_Requirement_.
Write out all the data verbatim. Skip images.

_Entries provided_.
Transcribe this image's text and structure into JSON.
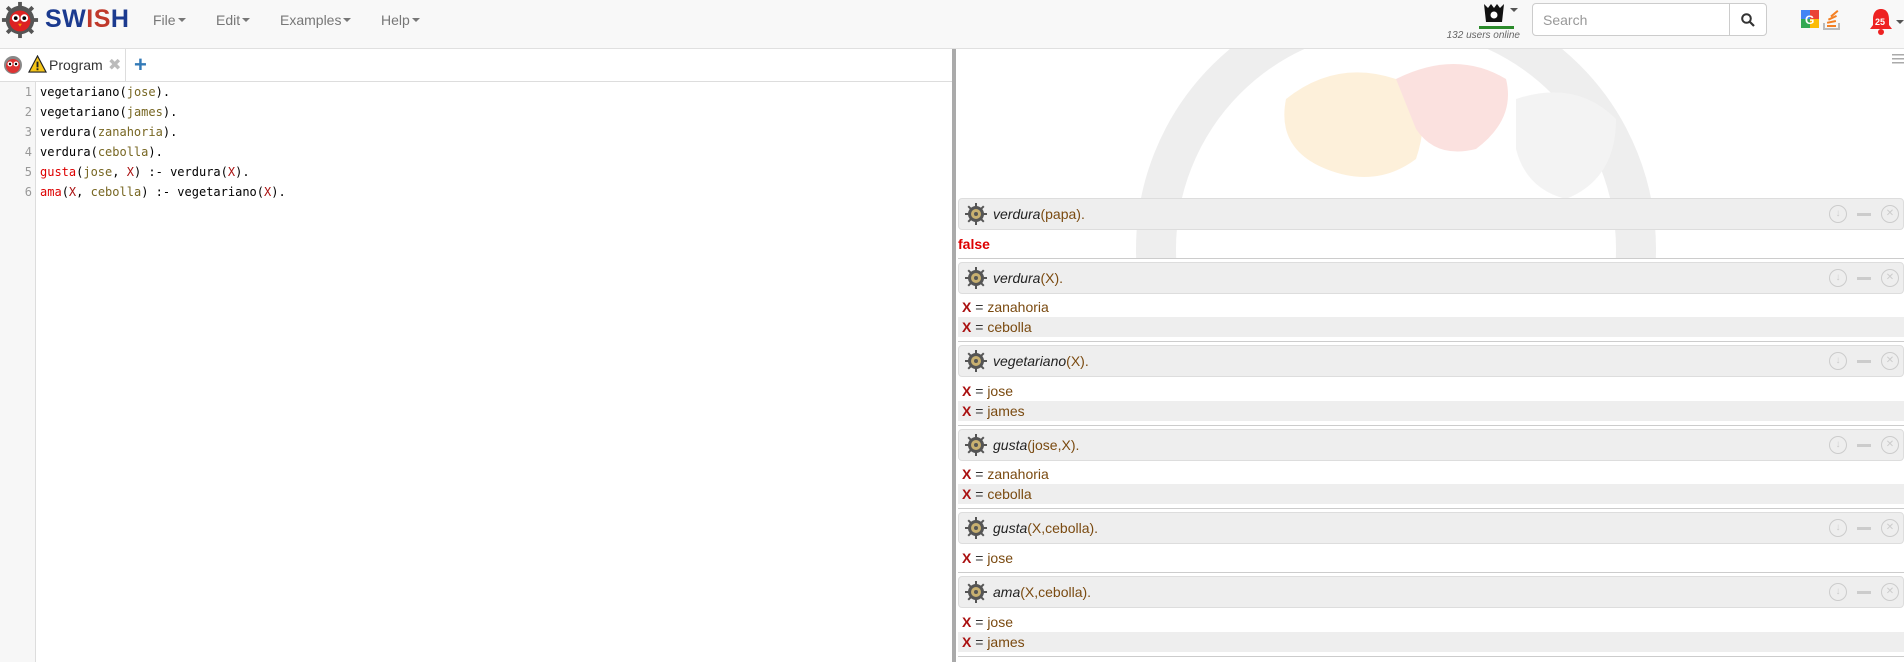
{
  "app": {
    "name_part1": "SW",
    "name_part2": "IS",
    "name_part3": "H"
  },
  "menu": [
    {
      "label": "File"
    },
    {
      "label": "Edit"
    },
    {
      "label": "Examples"
    },
    {
      "label": "Help"
    }
  ],
  "users_online": "132 users online",
  "search": {
    "placeholder": "Search",
    "value": ""
  },
  "notifications": {
    "count": "25"
  },
  "tab": {
    "label": "Program"
  },
  "code_lines": [
    {
      "n": "1",
      "text": "vegetariano(jose)."
    },
    {
      "n": "2",
      "text": "vegetariano(james)."
    },
    {
      "n": "3",
      "text": "verdura(zanahoria)."
    },
    {
      "n": "4",
      "text": "verdura(cebolla)."
    },
    {
      "n": "5",
      "text": "gusta(jose, X) :- verdura(X)."
    },
    {
      "n": "6",
      "text": "ama(X, cebolla) :- vegetariano(X)."
    }
  ],
  "queries": [
    {
      "pred": "verdura",
      "args": "(papa).",
      "result": "false",
      "answers": []
    },
    {
      "pred": "verdura",
      "args": "(X).",
      "answers": [
        {
          "var": "X",
          "val": "zanahoria"
        },
        {
          "var": "X",
          "val": "cebolla"
        }
      ]
    },
    {
      "pred": "vegetariano",
      "args": "(X).",
      "answers": [
        {
          "var": "X",
          "val": "jose"
        },
        {
          "var": "X",
          "val": "james"
        }
      ]
    },
    {
      "pred": "gusta",
      "args": "(jose,X).",
      "answers": [
        {
          "var": "X",
          "val": "zanahoria"
        },
        {
          "var": "X",
          "val": "cebolla"
        }
      ]
    },
    {
      "pred": "gusta",
      "args": "(X,cebolla).",
      "answers": [
        {
          "var": "X",
          "val": "jose"
        }
      ]
    },
    {
      "pred": "ama",
      "args": "(X,cebolla).",
      "answers": [
        {
          "var": "X",
          "val": "jose"
        },
        {
          "var": "X",
          "val": "james"
        }
      ]
    }
  ],
  "equals": "="
}
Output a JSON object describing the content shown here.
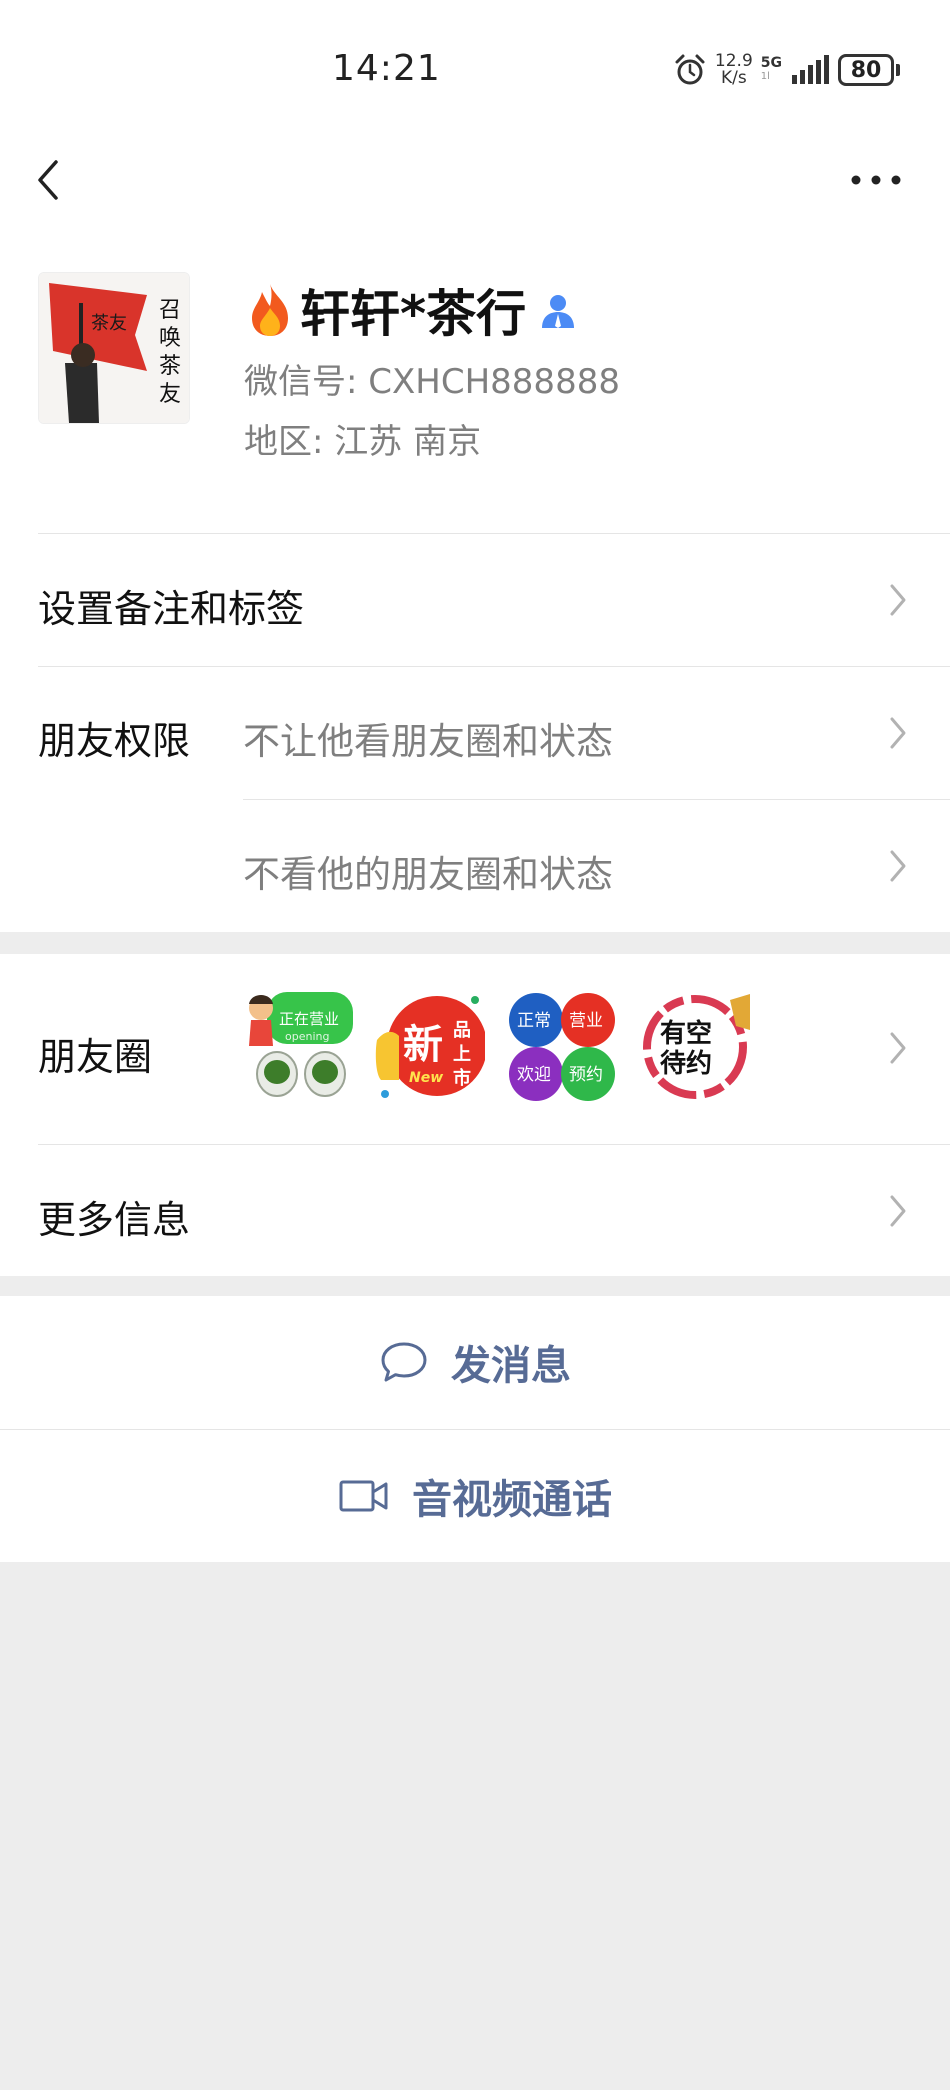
{
  "status_bar": {
    "time": "14:21",
    "net_speed_value": "12.9",
    "net_speed_unit": "K/s",
    "network_type": "5G",
    "network_sub": "1l",
    "battery_level": "80",
    "icons": [
      "alarm-icon",
      "signal-icon",
      "battery-icon"
    ]
  },
  "nav": {
    "back_icon": "chevron-left-icon",
    "more_icon": "more-dots-icon"
  },
  "profile": {
    "name": "轩轩*茶行",
    "name_prefix_icon": "fire-icon",
    "name_suffix_icon": "person-icon",
    "wechat_id": "微信号:  CXHCH888888",
    "region": "地区:  江苏  南京",
    "avatar_flag_text": "茶友",
    "avatar_side_text": [
      "召",
      "唤",
      "茶",
      "友"
    ]
  },
  "settings": {
    "remark_label": "设置备注和标签",
    "permissions_label": "朋友权限",
    "permission_1": "不让他看朋友圈和状态",
    "permission_2": "不看他的朋友圈和状态"
  },
  "moments": {
    "label": "朋友圈",
    "thumbnails": [
      {
        "name": "moment-open-business",
        "text": [
          "正在营业",
          "opening"
        ]
      },
      {
        "name": "moment-new-product",
        "text": [
          "新",
          "品",
          "上",
          "市",
          "New"
        ]
      },
      {
        "name": "moment-business-welcome",
        "text": [
          "正常",
          "营业",
          "欢迎",
          "预约"
        ]
      },
      {
        "name": "moment-available",
        "text": [
          "有空",
          "待约"
        ]
      }
    ]
  },
  "more_info": {
    "label": "更多信息"
  },
  "actions": {
    "message_label": "发消息",
    "message_icon": "chat-bubble-icon",
    "call_label": "音视频通话",
    "call_icon": "video-camera-icon"
  },
  "colors": {
    "background": "#ededed",
    "card": "#ffffff",
    "link_blue": "#576b95",
    "secondary_text": "#7f7f7f"
  }
}
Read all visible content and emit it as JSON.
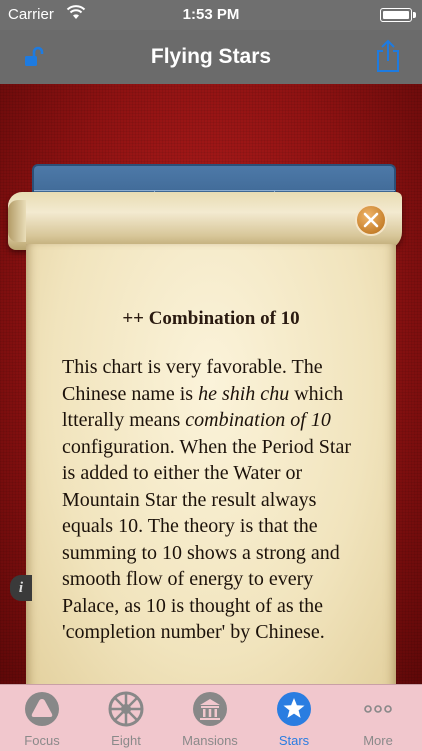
{
  "status_bar": {
    "carrier": "Carrier",
    "time": "1:53 PM"
  },
  "nav": {
    "title": "Flying Stars",
    "left_icon": "unlock-icon",
    "right_icon": "share-icon",
    "accent": "#1e7be0"
  },
  "card": {
    "heading": "++ Combination of 10",
    "paragraph": {
      "p1": "This chart is very favorable. The Chinese name is ",
      "italic1": "he shih chu",
      "p2": " which ltterally means ",
      "italic2": "combination of 10",
      "p3": " configuration. When the Period Star is added to either the Water or Mountain Star the result always equals 10. The theory is that the summing to 10 shows a strong and smooth flow of energy to every Palace, as 10 is thought of as the 'completion number' by Chinese."
    },
    "info_glyph": "i"
  },
  "tabs": [
    {
      "label": "Focus",
      "icon": "triangle-icon",
      "active": false
    },
    {
      "label": "Eight",
      "icon": "wheel-icon",
      "active": false
    },
    {
      "label": "Mansions",
      "icon": "temple-icon",
      "active": false
    },
    {
      "label": "Stars",
      "icon": "star-icon",
      "active": true
    },
    {
      "label": "More",
      "icon": "more-icon",
      "active": false
    }
  ],
  "colors": {
    "tab_active": "#2a7de1",
    "tab_inactive": "#8a8a8a",
    "tab_bar_bg": "#f1c7cd",
    "nav_bg": "#6b6b6b"
  }
}
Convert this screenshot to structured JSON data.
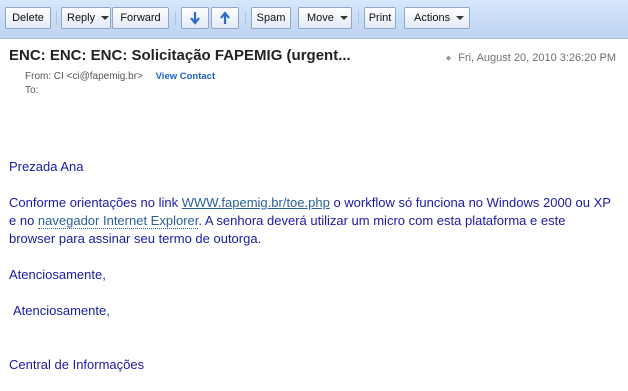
{
  "toolbar": {
    "delete": "Delete",
    "reply": "Reply",
    "forward": "Forward",
    "spam": "Spam",
    "move": "Move",
    "print": "Print",
    "actions": "Actions"
  },
  "message": {
    "subject": "ENC: ENC: ENC: Solicitação FAPEMIG (urgent...",
    "date": "Fri, August 20, 2010 3:26:20 PM",
    "from_label": "From:",
    "from_value": "CI <ci@fapemig.br>",
    "view_contact": "View Contact",
    "to_label": "To:"
  },
  "body": {
    "greeting": "Prezada Ana",
    "p1_a": "Conforme orientações no link ",
    "p1_link": "WWW.fapemig.br/toe.php",
    "p1_b": " o workflow só funciona no Windows 2000 ou XP e no ",
    "p1_link2": "navegador Internet Explorer",
    "p1_c": ". A senhora deverá utilizar um micro com esta plataforma e este browser para assinar seu termo de outorga.",
    "closing1": "Atenciosamente,",
    "closing2": "Atenciosamente,",
    "signature": "Central de Informações"
  }
}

_Response_.
Transcribe this image's text and structure into JSON.
{
  "app": {
    "name_part1": "SW",
    "name_part2": "IS",
    "name_part3": "H"
  },
  "menu": [
    {
      "label": "File"
    },
    {
      "label": "Edit"
    },
    {
      "label": "Examples"
    },
    {
      "label": "Help"
    }
  ],
  "users_online": "132 users online",
  "search": {
    "placeholder": "Search",
    "value": ""
  },
  "notifications": {
    "count": "25"
  },
  "tab": {
    "label": "Program"
  },
  "code_lines": [
    {
      "n": "1",
      "text": "vegetariano(jose)."
    },
    {
      "n": "2",
      "text": "vegetariano(james)."
    },
    {
      "n": "3",
      "text": "verdura(zanahoria)."
    },
    {
      "n": "4",
      "text": "verdura(cebolla)."
    },
    {
      "n": "5",
      "text": "gusta(jose, X) :- verdura(X)."
    },
    {
      "n": "6",
      "text": "ama(X, cebolla) :- vegetariano(X)."
    }
  ],
  "queries": [
    {
      "pred": "verdura",
      "args": "(papa).",
      "result": "false",
      "answers": []
    },
    {
      "pred": "verdura",
      "args": "(X).",
      "answers": [
        {
          "var": "X",
          "val": "zanahoria"
        },
        {
          "var": "X",
          "val": "cebolla"
        }
      ]
    },
    {
      "pred": "vegetariano",
      "args": "(X).",
      "answers": [
        {
          "var": "X",
          "val": "jose"
        },
        {
          "var": "X",
          "val": "james"
        }
      ]
    },
    {
      "pred": "gusta",
      "args": "(jose,X).",
      "answers": [
        {
          "var": "X",
          "val": "zanahoria"
        },
        {
          "var": "X",
          "val": "cebolla"
        }
      ]
    },
    {
      "pred": "gusta",
      "args": "(X,cebolla).",
      "answers": [
        {
          "var": "X",
          "val": "jose"
        }
      ]
    },
    {
      "pred": "ama",
      "args": "(X,cebolla).",
      "answers": [
        {
          "var": "X",
          "val": "jose"
        },
        {
          "var": "X",
          "val": "james"
        }
      ]
    }
  ],
  "equals": "="
}
Output a JSON object describing the content shown here.
{
  "status_bar": {
    "time": "14:21",
    "net_speed_value": "12.9",
    "net_speed_unit": "K/s",
    "network_type": "5G",
    "network_sub": "1l",
    "battery_level": "80",
    "icons": [
      "alarm-icon",
      "signal-icon",
      "battery-icon"
    ]
  },
  "nav": {
    "back_icon": "chevron-left-icon",
    "more_icon": "more-dots-icon"
  },
  "profile": {
    "name": "轩轩*茶行",
    "name_prefix_icon": "fire-icon",
    "name_suffix_icon": "person-icon",
    "wechat_id": "微信号:  CXHCH888888",
    "region": "地区:  江苏  南京",
    "avatar_flag_text": "茶友",
    "avatar_side_text": [
      "召",
      "唤",
      "茶",
      "友"
    ]
  },
  "settings": {
    "remark_label": "设置备注和标签",
    "permissions_label": "朋友权限",
    "permission_1": "不让他看朋友圈和状态",
    "permission_2": "不看他的朋友圈和状态"
  },
  "moments": {
    "label": "朋友圈",
    "thumbnails": [
      {
        "name": "moment-open-business",
        "text": [
          "正在营业",
          "opening"
        ]
      },
      {
        "name": "moment-new-product",
        "text": [
          "新",
          "品",
          "上",
          "市",
          "New"
        ]
      },
      {
        "name": "moment-business-welcome",
        "text": [
          "正常",
          "营业",
          "欢迎",
          "预约"
        ]
      },
      {
        "name": "moment-available",
        "text": [
          "有空",
          "待约"
        ]
      }
    ]
  },
  "more_info": {
    "label": "更多信息"
  },
  "actions": {
    "message_label": "发消息",
    "message_icon": "chat-bubble-icon",
    "call_label": "音视频通话",
    "call_icon": "video-camera-icon"
  },
  "colors": {
    "background": "#ededed",
    "card": "#ffffff",
    "link_blue": "#576b95",
    "secondary_text": "#7f7f7f"
  }
}
Read all visible content and emit it as JSON.
{
  "status_bar": {
    "carrier": "Carrier",
    "time": "1:53 PM"
  },
  "nav": {
    "title": "Flying Stars",
    "left_icon": "unlock-icon",
    "right_icon": "share-icon",
    "accent": "#1e7be0"
  },
  "card": {
    "heading": "++ Combination of 10",
    "paragraph": {
      "p1": "This chart is very favorable. The Chinese name is ",
      "italic1": "he shih chu",
      "p2": " which ltterally means ",
      "italic2": "combination of 10",
      "p3": " configuration. When the Period Star is added to either the Water or Mountain Star the result always equals 10. The theory is that the summing to 10 shows a strong and smooth flow of energy to every Palace, as 10 is thought of as the 'completion number' by Chinese."
    },
    "info_glyph": "i"
  },
  "tabs": [
    {
      "label": "Focus",
      "icon": "triangle-icon",
      "active": false
    },
    {
      "label": "Eight",
      "icon": "wheel-icon",
      "active": false
    },
    {
      "label": "Mansions",
      "icon": "temple-icon",
      "active": false
    },
    {
      "label": "Stars",
      "icon": "star-icon",
      "active": true
    },
    {
      "label": "More",
      "icon": "more-icon",
      "active": false
    }
  ],
  "colors": {
    "tab_active": "#2a7de1",
    "tab_inactive": "#8a8a8a",
    "tab_bar_bg": "#f1c7cd",
    "nav_bg": "#6b6b6b"
  }
}
Convert this screenshot to structured JSON data.
{
  "toolbar": {
    "delete": "Delete",
    "reply": "Reply",
    "forward": "Forward",
    "spam": "Spam",
    "move": "Move",
    "print": "Print",
    "actions": "Actions"
  },
  "message": {
    "subject": "ENC: ENC: ENC: Solicitação FAPEMIG (urgent...",
    "date": "Fri, August 20, 2010 3:26:20 PM",
    "from_label": "From:",
    "from_value": "CI <ci@fapemig.br>",
    "view_contact": "View Contact",
    "to_label": "To:"
  },
  "body": {
    "greeting": "Prezada Ana",
    "p1_a": "Conforme orientações no link ",
    "p1_link": "WWW.fapemig.br/toe.php",
    "p1_b": " o workflow só funciona no Windows 2000 ou XP e no ",
    "p1_link2": "navegador Internet Explorer",
    "p1_c": ". A senhora deverá utilizar um micro com esta plataforma e este browser para assinar seu termo de outorga.",
    "closing1": "Atenciosamente,",
    "closing2": "Atenciosamente,",
    "signature": "Central de Informações"
  }
}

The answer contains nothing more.